Submitted to: Book Chapter
Publication Type: Book / Chapter
Publication Acceptance Date: 3/24/2013
Publication Date: 3/2/2015
Citation: Ascough II, J.C., Delgado, J.A. 2015. Modeling landscape-scale nitrogen management for conservation. In: GIS Applications in Agriculture, Volume Four, Conservation Planning, T. Mueller and G.F. Sassenrath (Eds.). CRC Press, Boca Raton, FL. pp. 101–118. doi:10.1201/b18173-8.
Interpretive Summary: NLEAP-GIS 4.2 is an advanced tool that can conduct a quick assessment of a large number of fields over a long-term scenario to identify hot spots across the landscape. One of the model’s capabilities is that it can connect to and use GIS soil databases from the USDA-NRCS which are readily available for download from the Internet.
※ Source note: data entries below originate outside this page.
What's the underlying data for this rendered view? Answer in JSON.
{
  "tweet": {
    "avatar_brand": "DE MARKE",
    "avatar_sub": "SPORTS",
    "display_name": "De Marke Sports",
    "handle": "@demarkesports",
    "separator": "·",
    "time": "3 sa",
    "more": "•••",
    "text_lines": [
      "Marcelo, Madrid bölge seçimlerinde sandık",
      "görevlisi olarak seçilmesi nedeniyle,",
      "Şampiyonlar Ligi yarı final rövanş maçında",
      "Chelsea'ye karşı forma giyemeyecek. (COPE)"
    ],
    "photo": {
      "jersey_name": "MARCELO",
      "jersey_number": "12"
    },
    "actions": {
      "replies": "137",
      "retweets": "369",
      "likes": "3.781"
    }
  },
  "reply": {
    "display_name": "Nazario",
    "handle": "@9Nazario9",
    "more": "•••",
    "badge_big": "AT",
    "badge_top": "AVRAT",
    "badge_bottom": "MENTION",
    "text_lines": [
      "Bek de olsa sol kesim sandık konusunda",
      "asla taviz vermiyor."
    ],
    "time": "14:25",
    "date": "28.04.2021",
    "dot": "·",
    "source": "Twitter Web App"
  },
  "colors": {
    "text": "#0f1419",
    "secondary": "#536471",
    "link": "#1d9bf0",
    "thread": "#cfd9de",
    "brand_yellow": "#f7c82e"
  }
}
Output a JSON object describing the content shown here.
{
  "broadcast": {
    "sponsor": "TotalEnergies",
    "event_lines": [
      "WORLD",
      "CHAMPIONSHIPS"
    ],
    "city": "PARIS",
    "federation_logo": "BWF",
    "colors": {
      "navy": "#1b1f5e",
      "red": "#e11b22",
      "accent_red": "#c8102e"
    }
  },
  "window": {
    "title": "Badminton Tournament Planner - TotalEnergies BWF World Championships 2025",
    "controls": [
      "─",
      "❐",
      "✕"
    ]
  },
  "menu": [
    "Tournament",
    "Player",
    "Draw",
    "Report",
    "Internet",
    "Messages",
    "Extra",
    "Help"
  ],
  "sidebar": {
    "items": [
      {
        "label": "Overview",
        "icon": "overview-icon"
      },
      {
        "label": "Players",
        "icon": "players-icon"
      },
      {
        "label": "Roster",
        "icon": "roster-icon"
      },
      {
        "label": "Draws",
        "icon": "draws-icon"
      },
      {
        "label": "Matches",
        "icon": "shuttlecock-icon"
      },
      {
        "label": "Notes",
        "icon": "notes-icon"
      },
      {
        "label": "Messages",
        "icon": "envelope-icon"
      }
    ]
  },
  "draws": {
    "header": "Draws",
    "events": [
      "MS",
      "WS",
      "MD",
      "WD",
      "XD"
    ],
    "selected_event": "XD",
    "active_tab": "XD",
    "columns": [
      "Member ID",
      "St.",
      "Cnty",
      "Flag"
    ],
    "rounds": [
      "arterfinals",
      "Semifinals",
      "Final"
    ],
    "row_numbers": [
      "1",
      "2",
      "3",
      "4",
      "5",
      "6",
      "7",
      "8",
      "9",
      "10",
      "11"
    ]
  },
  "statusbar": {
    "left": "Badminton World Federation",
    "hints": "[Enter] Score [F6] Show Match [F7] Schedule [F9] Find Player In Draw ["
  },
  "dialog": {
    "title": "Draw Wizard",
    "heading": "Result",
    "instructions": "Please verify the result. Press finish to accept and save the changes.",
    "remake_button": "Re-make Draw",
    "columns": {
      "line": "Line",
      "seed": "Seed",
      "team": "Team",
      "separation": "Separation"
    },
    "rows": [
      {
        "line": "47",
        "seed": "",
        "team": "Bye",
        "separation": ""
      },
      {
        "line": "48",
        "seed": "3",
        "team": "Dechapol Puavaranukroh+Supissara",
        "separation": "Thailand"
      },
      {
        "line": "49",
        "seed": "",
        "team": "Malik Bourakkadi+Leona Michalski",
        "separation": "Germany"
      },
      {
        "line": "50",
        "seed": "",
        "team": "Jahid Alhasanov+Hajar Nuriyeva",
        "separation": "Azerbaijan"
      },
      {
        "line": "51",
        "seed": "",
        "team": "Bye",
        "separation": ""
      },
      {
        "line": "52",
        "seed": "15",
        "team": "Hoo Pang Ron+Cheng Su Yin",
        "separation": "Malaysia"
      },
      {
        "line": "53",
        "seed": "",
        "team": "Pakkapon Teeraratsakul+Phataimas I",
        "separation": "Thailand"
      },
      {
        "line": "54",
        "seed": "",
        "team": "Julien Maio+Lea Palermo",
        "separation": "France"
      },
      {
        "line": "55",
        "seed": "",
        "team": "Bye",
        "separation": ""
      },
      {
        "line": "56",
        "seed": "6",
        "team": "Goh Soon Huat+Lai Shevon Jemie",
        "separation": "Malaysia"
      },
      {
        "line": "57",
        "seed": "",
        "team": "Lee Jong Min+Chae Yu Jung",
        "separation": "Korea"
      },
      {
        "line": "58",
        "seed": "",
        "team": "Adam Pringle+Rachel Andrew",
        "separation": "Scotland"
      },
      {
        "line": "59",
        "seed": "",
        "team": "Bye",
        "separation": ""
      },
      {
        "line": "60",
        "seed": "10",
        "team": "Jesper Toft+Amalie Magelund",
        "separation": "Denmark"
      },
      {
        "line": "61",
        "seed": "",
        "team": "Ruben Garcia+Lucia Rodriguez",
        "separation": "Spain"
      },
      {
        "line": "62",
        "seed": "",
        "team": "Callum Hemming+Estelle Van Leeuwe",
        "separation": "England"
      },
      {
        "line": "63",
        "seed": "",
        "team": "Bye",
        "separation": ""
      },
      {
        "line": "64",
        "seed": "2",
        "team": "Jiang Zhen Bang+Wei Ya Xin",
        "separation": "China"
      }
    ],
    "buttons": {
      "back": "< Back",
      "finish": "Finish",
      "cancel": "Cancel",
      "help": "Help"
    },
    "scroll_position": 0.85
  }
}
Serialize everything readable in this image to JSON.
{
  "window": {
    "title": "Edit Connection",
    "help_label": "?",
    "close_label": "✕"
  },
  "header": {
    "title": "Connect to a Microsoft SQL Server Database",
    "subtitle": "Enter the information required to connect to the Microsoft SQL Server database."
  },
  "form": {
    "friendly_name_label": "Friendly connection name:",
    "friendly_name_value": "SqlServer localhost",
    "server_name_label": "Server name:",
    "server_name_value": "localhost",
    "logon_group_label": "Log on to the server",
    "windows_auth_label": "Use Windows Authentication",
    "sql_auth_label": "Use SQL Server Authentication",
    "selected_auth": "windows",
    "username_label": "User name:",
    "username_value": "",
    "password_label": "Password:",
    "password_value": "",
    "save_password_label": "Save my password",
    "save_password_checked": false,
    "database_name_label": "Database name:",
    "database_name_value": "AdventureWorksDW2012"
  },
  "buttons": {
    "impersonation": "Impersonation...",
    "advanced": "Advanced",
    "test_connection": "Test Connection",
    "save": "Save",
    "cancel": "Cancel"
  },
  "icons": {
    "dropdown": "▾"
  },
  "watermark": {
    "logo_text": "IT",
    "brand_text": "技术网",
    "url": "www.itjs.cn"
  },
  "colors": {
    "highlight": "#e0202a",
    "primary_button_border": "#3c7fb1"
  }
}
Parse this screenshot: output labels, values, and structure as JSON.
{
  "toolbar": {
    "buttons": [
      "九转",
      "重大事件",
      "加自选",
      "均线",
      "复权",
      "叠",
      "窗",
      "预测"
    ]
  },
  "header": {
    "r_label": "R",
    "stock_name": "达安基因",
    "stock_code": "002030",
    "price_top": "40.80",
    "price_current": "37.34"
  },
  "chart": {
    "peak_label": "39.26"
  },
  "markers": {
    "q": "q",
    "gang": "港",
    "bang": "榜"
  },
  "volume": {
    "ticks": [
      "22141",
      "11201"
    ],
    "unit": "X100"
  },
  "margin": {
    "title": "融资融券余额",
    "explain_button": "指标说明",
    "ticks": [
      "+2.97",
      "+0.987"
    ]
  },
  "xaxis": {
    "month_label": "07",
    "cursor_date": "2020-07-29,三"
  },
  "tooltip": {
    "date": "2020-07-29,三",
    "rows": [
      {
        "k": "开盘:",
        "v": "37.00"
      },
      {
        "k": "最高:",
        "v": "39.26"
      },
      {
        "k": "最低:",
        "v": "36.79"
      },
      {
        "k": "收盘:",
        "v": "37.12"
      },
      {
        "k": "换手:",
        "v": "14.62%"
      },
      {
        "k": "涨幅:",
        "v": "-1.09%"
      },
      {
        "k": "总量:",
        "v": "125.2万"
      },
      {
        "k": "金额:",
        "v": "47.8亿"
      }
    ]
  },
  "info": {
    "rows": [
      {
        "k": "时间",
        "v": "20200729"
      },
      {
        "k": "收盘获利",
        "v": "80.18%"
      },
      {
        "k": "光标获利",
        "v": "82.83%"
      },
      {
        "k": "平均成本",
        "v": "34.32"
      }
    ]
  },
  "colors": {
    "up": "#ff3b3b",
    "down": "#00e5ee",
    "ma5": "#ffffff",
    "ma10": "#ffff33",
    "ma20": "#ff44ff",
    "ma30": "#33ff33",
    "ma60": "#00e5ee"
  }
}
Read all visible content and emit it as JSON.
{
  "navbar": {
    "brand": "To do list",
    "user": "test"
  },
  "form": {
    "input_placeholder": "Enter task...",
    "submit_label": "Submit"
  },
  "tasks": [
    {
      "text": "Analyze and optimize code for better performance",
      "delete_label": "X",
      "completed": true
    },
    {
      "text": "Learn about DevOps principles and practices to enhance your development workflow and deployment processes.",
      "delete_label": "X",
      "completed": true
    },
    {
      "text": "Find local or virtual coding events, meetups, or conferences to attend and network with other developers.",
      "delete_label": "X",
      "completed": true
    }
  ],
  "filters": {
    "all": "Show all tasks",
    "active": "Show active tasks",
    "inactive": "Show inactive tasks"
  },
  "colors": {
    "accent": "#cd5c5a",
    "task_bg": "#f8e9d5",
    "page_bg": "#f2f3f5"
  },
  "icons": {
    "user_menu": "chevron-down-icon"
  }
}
The model can also use NRCS weather databases which are also available for Internet download. Management scenarios to evaluate nitrogen (N) use efficiencies at a given field site are easy to develop and NLEAP-GIS 4.2 can be run to quickly assess crop-landscape combinations. These databases can be exported to the newer, more advanced NLEAP GIS 5.0 prototype which supports GIS-based simulations and displays N losses to the environment using GIS-integrated NASA WorldWindTM technology and tools for spatial statistical analysis. This publication provides instructions on how to conduct a hands-on exercise using a prototype of the NLEAP GIS 5.0 modeling tool. The user will be able to do quick evaluations across large areas and identify the effects of best nitrogen management practices. The user will also be able to perform a Nitrogen Trading Tool (NTT) analysis to determine the benefits of implementing best management practices across these landscapes. These tools are helping us to assess the benefits of using nitrogen management practices to increase nitrogen use efficiency which involves applying N at the right place and time using the right method and amount.
Technical Abstract: There are concerns about how agriculture will adapt to a changing climate and other environmental challenges during the twenty-first century to provide food security for the ever-increasing global population. Designing and implementing best nitrogen management practices will be key in global food security efforts because of the positive correlation between nitrogen inputs with crop yield and nitrogen losses to the environment. Computer models are important tools that can help nutrient managers implement conservation practices on the ground to improve nitrogen use efficiencies and reduce losses of nitrogen from agricultural systems. One such tool is the NLEAP-GIS 4.2 (as well as its newest version, the NLEAP GIS 5.0), which allows analysis of multiple fields simultaneously. To use the NLEAP-GIS 4.2 tool, users need to download GIS soil databases from the NRCS, download weather databases from the NRCS for the climate station nearest to where the analysis is going to be conducted, and develop the management scenario that they want to test. If desired, the more advanced NLEAP GIS 5.0 can be used to conduct GIS-based simulations and display N losses to the environment using the GIS-integrated NASA WorldWindTM technology and tools for spatial statistical analysis. This chapter includes a hands-on exercise that covers a prototype of the NLEAP GIS 5.0 model. The user will be able to do quick evaluations across large areas and identify the effects of best management practices. The user will also be able to perform a Nitrogen Trading Tool (NTT) analysis and determine the potential benefits of implementing management practices and the quantity of nitrogen savings that could potentially be traded in future air or water quality markets.